Start of INPUT RECORDS

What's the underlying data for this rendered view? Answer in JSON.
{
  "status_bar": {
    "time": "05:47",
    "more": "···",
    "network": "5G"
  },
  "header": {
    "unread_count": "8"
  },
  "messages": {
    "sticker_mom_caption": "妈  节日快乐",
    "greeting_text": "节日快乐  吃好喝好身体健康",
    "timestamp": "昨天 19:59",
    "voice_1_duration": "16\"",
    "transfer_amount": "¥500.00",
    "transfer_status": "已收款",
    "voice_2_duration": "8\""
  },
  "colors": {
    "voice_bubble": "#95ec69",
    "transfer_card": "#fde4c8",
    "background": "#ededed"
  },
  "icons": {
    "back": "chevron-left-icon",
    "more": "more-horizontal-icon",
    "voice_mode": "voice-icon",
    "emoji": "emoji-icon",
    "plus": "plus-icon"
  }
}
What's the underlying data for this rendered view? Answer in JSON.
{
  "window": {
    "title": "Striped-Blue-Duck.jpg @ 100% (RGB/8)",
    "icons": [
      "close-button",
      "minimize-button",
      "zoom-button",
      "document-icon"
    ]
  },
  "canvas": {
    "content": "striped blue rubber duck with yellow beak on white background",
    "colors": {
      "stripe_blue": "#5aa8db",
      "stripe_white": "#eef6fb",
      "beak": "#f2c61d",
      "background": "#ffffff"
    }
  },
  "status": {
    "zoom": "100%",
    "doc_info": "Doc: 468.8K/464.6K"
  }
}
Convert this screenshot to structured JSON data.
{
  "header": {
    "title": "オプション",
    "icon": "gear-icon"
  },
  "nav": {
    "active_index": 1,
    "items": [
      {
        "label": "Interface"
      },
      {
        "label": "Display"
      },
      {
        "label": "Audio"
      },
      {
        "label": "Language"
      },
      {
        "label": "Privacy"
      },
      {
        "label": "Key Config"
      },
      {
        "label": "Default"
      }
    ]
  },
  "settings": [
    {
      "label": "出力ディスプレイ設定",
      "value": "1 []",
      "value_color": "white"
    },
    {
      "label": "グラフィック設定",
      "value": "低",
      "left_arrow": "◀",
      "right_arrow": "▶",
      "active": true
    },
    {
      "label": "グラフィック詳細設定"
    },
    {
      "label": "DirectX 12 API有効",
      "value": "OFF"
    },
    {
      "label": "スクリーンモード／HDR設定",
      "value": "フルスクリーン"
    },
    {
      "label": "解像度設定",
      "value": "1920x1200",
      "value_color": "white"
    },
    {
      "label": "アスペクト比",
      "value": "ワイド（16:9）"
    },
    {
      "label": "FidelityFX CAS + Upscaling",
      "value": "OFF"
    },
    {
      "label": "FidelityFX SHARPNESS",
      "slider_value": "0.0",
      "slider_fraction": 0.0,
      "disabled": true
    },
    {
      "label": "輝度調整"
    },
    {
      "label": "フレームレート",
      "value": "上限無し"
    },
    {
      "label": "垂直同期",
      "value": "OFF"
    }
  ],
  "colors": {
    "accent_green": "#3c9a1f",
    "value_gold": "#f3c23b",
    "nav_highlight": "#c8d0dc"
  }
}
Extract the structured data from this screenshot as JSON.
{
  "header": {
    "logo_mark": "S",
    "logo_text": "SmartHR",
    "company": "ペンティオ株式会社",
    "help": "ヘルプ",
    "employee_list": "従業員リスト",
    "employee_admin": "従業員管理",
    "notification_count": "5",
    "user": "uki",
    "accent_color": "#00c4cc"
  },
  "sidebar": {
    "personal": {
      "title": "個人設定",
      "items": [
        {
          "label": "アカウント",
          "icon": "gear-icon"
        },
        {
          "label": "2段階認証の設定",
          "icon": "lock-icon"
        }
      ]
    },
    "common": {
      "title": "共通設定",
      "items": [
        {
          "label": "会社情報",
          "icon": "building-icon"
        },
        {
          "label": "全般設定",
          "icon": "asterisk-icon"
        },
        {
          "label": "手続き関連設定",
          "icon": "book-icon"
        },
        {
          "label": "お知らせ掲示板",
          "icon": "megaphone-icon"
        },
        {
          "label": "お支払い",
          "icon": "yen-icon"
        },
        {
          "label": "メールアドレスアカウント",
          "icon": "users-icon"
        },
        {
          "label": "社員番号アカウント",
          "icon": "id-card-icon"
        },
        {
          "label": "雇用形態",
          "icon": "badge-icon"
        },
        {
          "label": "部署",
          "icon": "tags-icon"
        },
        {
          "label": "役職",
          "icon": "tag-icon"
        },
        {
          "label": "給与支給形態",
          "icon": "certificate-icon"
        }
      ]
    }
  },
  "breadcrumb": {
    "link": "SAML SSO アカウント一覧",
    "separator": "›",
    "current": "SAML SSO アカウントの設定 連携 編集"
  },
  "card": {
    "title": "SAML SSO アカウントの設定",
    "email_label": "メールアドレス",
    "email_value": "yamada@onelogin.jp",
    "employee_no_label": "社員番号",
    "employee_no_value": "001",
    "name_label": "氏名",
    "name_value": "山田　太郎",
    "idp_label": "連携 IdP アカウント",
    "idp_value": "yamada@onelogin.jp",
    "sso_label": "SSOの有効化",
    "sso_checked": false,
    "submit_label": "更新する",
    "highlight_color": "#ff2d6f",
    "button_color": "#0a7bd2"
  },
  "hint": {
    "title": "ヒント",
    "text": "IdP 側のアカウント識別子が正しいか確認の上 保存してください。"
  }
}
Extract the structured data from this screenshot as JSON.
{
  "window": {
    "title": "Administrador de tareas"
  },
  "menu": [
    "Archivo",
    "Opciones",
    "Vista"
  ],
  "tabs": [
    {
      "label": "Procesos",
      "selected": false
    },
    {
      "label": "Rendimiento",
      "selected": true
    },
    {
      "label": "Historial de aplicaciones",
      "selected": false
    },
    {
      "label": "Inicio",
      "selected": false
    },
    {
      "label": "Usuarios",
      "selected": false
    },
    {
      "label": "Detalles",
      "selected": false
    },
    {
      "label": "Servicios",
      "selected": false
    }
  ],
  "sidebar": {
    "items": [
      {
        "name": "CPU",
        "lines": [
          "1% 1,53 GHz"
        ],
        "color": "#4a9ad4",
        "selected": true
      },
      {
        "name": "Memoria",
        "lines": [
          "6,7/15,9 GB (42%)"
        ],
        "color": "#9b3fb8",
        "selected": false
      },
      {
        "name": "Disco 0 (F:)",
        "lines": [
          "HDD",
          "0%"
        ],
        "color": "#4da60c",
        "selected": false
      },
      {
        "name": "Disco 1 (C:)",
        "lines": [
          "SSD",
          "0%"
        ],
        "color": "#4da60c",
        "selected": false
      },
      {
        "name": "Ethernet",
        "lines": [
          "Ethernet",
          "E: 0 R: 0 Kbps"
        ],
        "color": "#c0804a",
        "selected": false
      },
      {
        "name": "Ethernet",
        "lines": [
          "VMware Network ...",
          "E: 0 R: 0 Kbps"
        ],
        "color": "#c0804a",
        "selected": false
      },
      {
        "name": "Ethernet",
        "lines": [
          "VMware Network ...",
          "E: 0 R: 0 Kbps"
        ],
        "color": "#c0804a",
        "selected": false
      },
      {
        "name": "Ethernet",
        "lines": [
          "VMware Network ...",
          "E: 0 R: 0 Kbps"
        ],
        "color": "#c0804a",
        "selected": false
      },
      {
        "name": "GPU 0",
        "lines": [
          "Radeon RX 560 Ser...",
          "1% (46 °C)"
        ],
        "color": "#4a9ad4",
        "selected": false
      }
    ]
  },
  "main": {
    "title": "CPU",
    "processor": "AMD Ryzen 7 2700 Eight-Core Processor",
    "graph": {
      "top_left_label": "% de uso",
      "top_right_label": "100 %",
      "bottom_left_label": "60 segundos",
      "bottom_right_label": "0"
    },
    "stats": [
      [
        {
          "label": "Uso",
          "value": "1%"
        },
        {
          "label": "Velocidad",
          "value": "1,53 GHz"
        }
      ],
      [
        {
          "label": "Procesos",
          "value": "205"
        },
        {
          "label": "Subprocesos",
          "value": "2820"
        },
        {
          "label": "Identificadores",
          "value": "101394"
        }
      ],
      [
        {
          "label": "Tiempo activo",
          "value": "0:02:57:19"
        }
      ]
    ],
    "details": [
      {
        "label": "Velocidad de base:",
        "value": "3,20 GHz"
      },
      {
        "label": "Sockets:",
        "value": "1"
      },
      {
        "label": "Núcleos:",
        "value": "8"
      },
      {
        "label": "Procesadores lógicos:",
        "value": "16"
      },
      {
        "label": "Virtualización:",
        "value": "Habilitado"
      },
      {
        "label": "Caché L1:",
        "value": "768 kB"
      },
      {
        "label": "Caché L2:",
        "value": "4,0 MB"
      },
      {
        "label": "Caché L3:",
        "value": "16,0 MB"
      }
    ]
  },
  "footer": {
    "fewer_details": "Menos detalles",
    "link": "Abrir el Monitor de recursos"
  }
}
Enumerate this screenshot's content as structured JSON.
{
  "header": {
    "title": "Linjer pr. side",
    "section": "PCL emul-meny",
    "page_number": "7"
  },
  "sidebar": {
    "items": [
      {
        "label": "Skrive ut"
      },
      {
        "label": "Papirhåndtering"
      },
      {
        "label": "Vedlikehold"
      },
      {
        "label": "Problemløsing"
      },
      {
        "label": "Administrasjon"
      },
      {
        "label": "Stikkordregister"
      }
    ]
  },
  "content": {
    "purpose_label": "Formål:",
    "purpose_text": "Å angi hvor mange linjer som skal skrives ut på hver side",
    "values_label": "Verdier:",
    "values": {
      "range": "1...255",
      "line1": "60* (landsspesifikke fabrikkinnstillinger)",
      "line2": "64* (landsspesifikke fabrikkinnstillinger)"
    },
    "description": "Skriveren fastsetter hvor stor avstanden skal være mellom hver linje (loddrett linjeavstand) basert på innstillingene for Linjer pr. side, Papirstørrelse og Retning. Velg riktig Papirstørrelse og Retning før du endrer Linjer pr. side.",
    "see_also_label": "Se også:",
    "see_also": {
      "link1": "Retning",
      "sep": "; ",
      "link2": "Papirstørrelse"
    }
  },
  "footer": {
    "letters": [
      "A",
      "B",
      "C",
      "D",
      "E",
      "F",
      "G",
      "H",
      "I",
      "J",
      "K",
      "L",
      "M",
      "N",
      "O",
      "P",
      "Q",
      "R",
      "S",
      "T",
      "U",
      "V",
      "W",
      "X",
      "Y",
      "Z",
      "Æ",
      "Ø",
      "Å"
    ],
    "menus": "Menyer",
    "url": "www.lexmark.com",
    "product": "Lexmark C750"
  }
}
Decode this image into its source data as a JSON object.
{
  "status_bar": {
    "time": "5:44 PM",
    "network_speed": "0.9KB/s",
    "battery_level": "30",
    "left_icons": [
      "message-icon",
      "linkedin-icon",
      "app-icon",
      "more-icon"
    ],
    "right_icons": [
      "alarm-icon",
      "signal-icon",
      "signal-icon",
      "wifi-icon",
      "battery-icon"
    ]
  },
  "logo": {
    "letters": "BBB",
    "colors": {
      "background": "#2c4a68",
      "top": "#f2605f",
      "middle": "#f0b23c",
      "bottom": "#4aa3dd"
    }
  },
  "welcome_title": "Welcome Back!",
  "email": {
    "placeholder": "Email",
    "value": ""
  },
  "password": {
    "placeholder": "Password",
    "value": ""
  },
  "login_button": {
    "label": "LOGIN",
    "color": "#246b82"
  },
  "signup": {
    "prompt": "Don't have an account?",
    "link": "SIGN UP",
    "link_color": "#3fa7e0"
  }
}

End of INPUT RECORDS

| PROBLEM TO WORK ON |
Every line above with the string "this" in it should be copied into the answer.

| WRITTEN SOLUTION |
What's the underlying data for this rendered view? Answer in JSON.
What's the underlying data for this rendered view? Answer in JSON.
Convert this screenshot to structured JSON data.
Extract the structured data from this screenshot as JSON.
Extract the structured data from this screenshot as JSON.
Enumerate this screenshot's content as structured JSON.
Decode this image into its source data as a JSON object.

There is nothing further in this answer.